Single national curriculum to end social, economic disparities
Taj Nabi Khan
Islamabad: Over the years, the class-based education system and multi-layered curriculum has widened polarization and created more social and economic disparities among different strata of the society leading to lack of tolerance and acceptability towards each other — those belonging to or graduating from somewhat ‘different systems of education’.
Nelson Mandela said, “Education is the most powerful weapon which you can use to change the world.” And it is this weapon that socially and economically empowers citizens and nations locally and globally to compete with the modern world in terms of economy and technology.
But, unfortunately, the contrasting worldviews amongst the students and graduates from different streams of education has often seen to become a bone of contention in practical life. Thus the class-based education system has become more ‘a dividing force than binding one’.
Therefore, a unified system of education having Single National Curriculum (SNC) is of vital importance for social cohesion, national integration and nation building.
The same curriculum, which has been approved and announced for all enrolled students from grade I to V in all three layers of education systems: elite private schools, pubic school and religious seminaries would make the students able to live more in harmony with other citizens as adult graduates due to greater level of commonalities and shared background.
Curriculum consists of almost everything that helps in promoting the learners abilities in terms of intellectual, spiritual, moral, aesthetic, emotional, social and physical development. It also includes co-curricular and extracurricular activities with approaches to teaching, learning, and assessment etc.
The curriculum also takes into account aims, objectives, scope, learning outcomes, and sequence of contents, learning activities, method of delivery in the classroom, evaluation and assessment techniques etc.
The new education policy of the incumbent government based on Single National Curriculum (SNC) could help in putting an end to the education apartheid in the country.
The reforms in the existing system of education as per the international standards in consultation with the education experts after taking the relevant stakeholders on board are expected to equip students with the required knowledge, skills, vision, and disposition to face the global challenges.
Former Chairman Pakistan Madrassah Education Board, Dr. Aamir Tuaseem has said that as far as national cohesion is concerned, the same curriculum for all kinds of education system in the country is of great significance.
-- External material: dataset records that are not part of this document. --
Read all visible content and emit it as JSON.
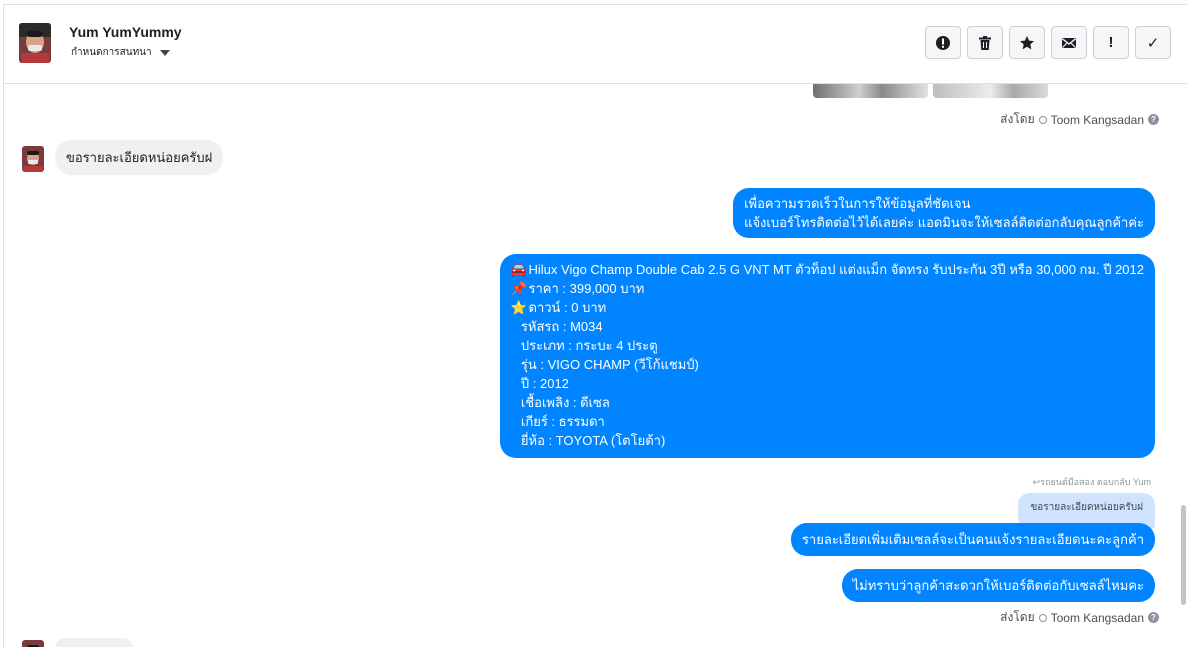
{
  "header": {
    "contact_name": "Yum YumYummy",
    "conversation_label": "กำหนดการสนทนา",
    "toolbar": [
      {
        "name": "spam-button",
        "icon": "alert-circle-icon"
      },
      {
        "name": "delete-button",
        "icon": "trash-icon"
      },
      {
        "name": "star-button",
        "icon": "star-icon"
      },
      {
        "name": "mark-unread-button",
        "icon": "envelope-icon"
      },
      {
        "name": "important-button",
        "icon": "exclamation-icon",
        "glyph": "!"
      },
      {
        "name": "done-button",
        "icon": "check-icon",
        "glyph": "✓"
      }
    ]
  },
  "thread": {
    "sent_by_prefix": "ส่งโดย",
    "sent_by_name_1": "Toom Kangsadan",
    "incoming_1": "ขอรายละเอียดหน่อยครับฝ",
    "outgoing_1": [
      "เพื่อความรวดเร็วในการให้ข้อมูลที่ชัดเจน",
      "แจ้งเบอร์โทรติดต่อไว้ได้เลยค่ะ แอดมินจะให้เซลล์ติดต่อกลับคุณลูกค้าค่ะ"
    ],
    "outgoing_2": [
      {
        "emoji": "🚘",
        "text": "Hilux Vigo Champ Double Cab 2.5 G VNT MT ตัวท็อป แต่งแม็ก จัดทรง รับประกัน 3ปี หรือ 30,000 กม. ปี 2012"
      },
      {
        "emoji": "📌",
        "text": "ราคา : 399,000 บาท"
      },
      {
        "emoji": "⭐",
        "text": "ดาวน์ : 0 บาท"
      },
      {
        "emoji": "",
        "text": "รหัสรถ : M034"
      },
      {
        "emoji": "",
        "text": "ประเภท : กระบะ 4 ประตู"
      },
      {
        "emoji": "",
        "text": "รุ่น : VIGO CHAMP (วีโก้แชมป์)"
      },
      {
        "emoji": "",
        "text": "ปี : 2012"
      },
      {
        "emoji": "",
        "text": "เชื้อเพลิง : ดีเซล"
      },
      {
        "emoji": "",
        "text": "เกียร์ : ธรรมดา"
      },
      {
        "emoji": "",
        "text": "ยี่ห้อ : TOYOTA (โตโยต้า)"
      }
    ],
    "reply_label": "รถยนต์มือสอง ตอบกลับ Yum",
    "reply_quote": "ขอรายละเอียดหน่อยครับฝ",
    "outgoing_3": "รายละเอียดเพิ่มเติมเซลล์จะเป็นคนแจ้งรายละเอียดนะคะลูกค้า",
    "outgoing_4": "ไม่ทราบว่าลูกค้าสะดวกให้เบอร์ติดต่อกับเซลล์ไหมคะ",
    "sent_by_name_2": "Toom Kangsadan"
  },
  "colors": {
    "outgoing_bubble": "#0084ff",
    "incoming_bubble": "#f0f0f0",
    "reply_quote": "#cfe3ff"
  }
}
He said, “The curriculum would bring the unprivileged and ignored segments of the society into main stream of education by putting an end to their deprivations in terms of offering them equal opportunities in life.”
The methodology of teaching should also be enhanced for imparting quality education to students, he added.
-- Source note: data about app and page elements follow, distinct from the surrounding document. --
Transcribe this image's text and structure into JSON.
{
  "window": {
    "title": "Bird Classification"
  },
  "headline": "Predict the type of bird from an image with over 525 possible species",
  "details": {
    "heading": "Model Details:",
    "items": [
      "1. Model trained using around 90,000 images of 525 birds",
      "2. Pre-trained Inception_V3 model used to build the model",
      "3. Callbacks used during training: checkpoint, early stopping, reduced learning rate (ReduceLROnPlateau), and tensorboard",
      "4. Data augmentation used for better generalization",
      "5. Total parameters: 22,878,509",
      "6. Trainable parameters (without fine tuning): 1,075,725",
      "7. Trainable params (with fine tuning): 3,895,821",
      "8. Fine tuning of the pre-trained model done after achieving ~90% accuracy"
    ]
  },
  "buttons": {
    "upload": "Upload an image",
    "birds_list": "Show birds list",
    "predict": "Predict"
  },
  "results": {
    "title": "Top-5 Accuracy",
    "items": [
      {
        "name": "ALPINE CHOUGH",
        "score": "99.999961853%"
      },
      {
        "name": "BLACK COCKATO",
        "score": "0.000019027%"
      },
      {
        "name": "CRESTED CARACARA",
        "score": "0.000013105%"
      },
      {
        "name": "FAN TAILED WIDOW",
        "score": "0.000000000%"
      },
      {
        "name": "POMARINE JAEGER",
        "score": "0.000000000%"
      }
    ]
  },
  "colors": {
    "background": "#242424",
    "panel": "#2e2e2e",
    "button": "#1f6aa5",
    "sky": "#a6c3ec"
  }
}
The facility of SNC would provide a level-playing field to all students.
The same courses of study at primary level are expected to bring the same learning outcomes with the vision to transform the younger generation to a unified nation.
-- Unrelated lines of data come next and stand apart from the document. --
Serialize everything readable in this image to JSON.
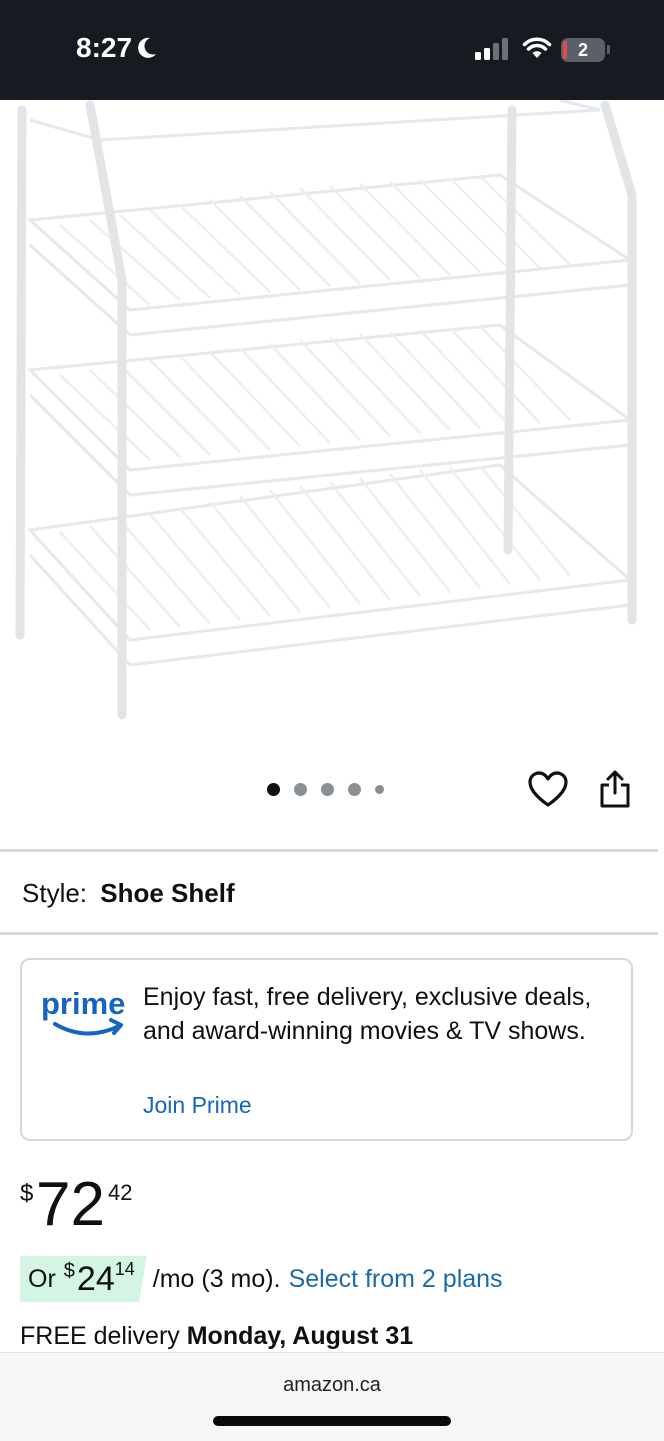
{
  "status_bar": {
    "time": "8:27",
    "battery": "2"
  },
  "carousel": {
    "count": 5,
    "active_index": 0
  },
  "style": {
    "label": "Style:",
    "value": "Shoe Shelf"
  },
  "prime": {
    "logo_text": "prime",
    "description": "Enjoy fast, free delivery, exclusive deals, and award-winning movies & TV shows.",
    "link": "Join Prime"
  },
  "price": {
    "symbol": "$",
    "whole": "72",
    "fraction": "42"
  },
  "installment": {
    "prefix": "Or",
    "symbol": "$",
    "whole": "24",
    "fraction": "14",
    "term": "/mo (3 mo).",
    "link": "Select from 2 plans"
  },
  "delivery": {
    "prefix": "FREE delivery",
    "date": "Monday, August 31"
  },
  "browser": {
    "url": "amazon.ca"
  },
  "colors": {
    "link": "#1a6ba8",
    "prime_blue": "#1565c0",
    "badge_bg": "#d4f5e3",
    "status_bg": "#161b22"
  }
}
According to the book of national curriculum framework, Pakistan, the one system of education for all in terms of curriculum, medium of instruction and common platform of assessment has taken all the key considerations such as ideological, academic, socio-cultural, psychological, technological, philosophical, historical and economic concerns to achieve the national vision and goals. Shaukat Ali, an Islamabad-based educationist and PhD scholar while talking to the agency has said, “The dream of a single national curriculum is a pressing need for a large community of the country. It is not less than giving voice to unvoiced people.”
From day first, the government has started working on education policy framework with four key reforms: putting all the out-of-school children in schools as required by Article 25 A-of the Constitution; eliminating apartheid in education by introducing a uniform curriculum; enhancing the quality of education; and emphasizing technical and vocational education, he added. The educationist said that a large number of the subalterns were being streamlined and given a chance to compete in the society.
He said that it was really a positive step to own the less privileged students. “There might be several weaknesses but the shortcomings must not be made a hurdle in the unification of the society academically”, he added.